  11. Sebnem Kalemli-Ozcan, 2006. "AIDS, "Reversal" of the Demographic Transition and Economic Development: Evidence from Africa," NBER Working Papers 12181, National Bureau of Economic Research, Inc.
  12. Kathleen Beegle & Joachim Weerdt & Stefan Dercon, 2010. "Orphanhood and human capital destruction: Is there persistence into adulthood?," Demography, Springer;Population Association of America (PAA), vol. 47(1), pages 163-180, February.
  13. Oded Galor & David N. Weil, 1998. "Population, Technology, and Growth: From the Malthusian Regime to the Demographic Transition," Working Papers 98-1, Brown University, Department of Economics, revised 19 Aug 1998.
  14. repec:rus:hseeco:71105 is not listed on IDEAS
  15. Corrigan, Paul & Glomm, Gerhard & Mendez, Fabio, 2005. "AIDS crisis and growth," Journal of Development Economics, Elsevier, vol. 77(1), pages 107-124, June.
  16. David N. Weil & Oded Galor, 2000. "Population, Technology, and Growth: From Malthusian Stagnation to the Demographic Transition and Beyond," American Economic Review, American Economic Association, vol. 90(4), pages 806-828, September.
  17. Nils-Petter Lagerlöf, 2003. "From Malthus to Modern Growth: Can Epidemics Explain the Three Regimes?," International Economic Review, Department of Economics, University of Pennsylvania and Osaka University Institute of Social and Economic Research Association, vol. 44(2), pages 755-777, 05.
  18. Bruhns, Ramona, 2006. "The Long-run Effects of HIV/AIDS in Kenya," MPRA Paper 952, University Library of Munich, Germany.
  19. David E. Bloom & David Canning & Jaypee Sevilla, 2001. "The Effect of Health on Economic Growth: Theory and Evidence," NBER Working Papers 8587, National Bureau of Economic Research, Inc.
  20. Clive Bell & Shantayanan Devarajan & Hans Gersbach, 2006. "The Long-Run Economic Costs of aids: A Model with an Application to South Africa," World Bank Economic Review, World Bank Group, vol. 20(1), pages 55-89.
  21. Alwyn Young, 2005. "The Gift of the Dying: The Tragedy of AIDS and the Welfare of Future African Generations," The Quarterly Journal of Economics, Oxford University Press, vol. 120(2), pages 423-466.
  22. Johansson, Lars M., 2007. "Fiscal implications of AIDS in South Africa," European Economic Review, Elsevier, vol. 51(7), pages 1614-1640, October.
  23. Anne Case & Christina Paxson & Joseph Ableidinger, 2002. "Orphans in Africa," NBER Working Papers 9213, National Bureau of Economic Research, Inc.
  24. Amar Hamoudi & Nancy Birdsall, 2004. "AIDS and the Accumulation and Utilisation of Human Capital in Africa," Journal of African Economies, Centre for the Study of African Economies (CSAE), vol. 13(1), pages i96-i136, July.
  25. Jeremy Magruder, 2011. "Marital Shopping and Epidemic AIDS," Demography, Springer;Population Association of America (PAA), vol. 48(4), pages 1401-1428, November.
Full references (including those not matched with items on IDEAS)

This item is not listed on Wikipedia, on a reading list or among the top items on IDEAS.

When requesting a correction, please mention this item's handle: RePEc:eth:wpswif:06-57. See general information about how to correct material in RePEc.

For technical questions regarding this item, or to correct its authors, title, abstract, bibliographic or download information, contact: ()

If you have authored this item and are not yet registered with RePEc, we encourage you to do it here.
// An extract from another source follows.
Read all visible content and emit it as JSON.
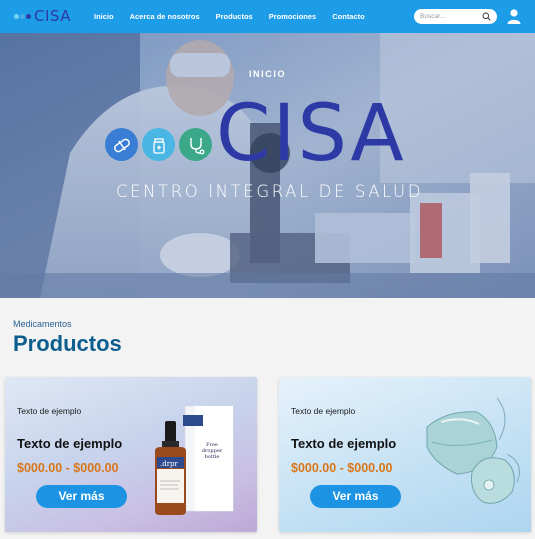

This allows to link your profile to this item. It also allows you to accept potential citations to this item that we are uncertain about.

If references are entirely missing, you can add them using this form.

If the full references list an item that is present in RePEc, but the system did not link to it, you can help with this form.

If you know of missing items citing this one, you can help us creating those links by adding the relevant references in the same way as above, for each refering item. If you are a registered author of this item, you may also want to check the "citations" tab in your profile, as there may be some citations waiting for confirmation.

Please note that corrections may take a couple of weeks to filter through the various RePEc services.

This information is provided to you by IDEAS at the Research Division of the Federal Reserve Bank of St. Louis using RePEc data.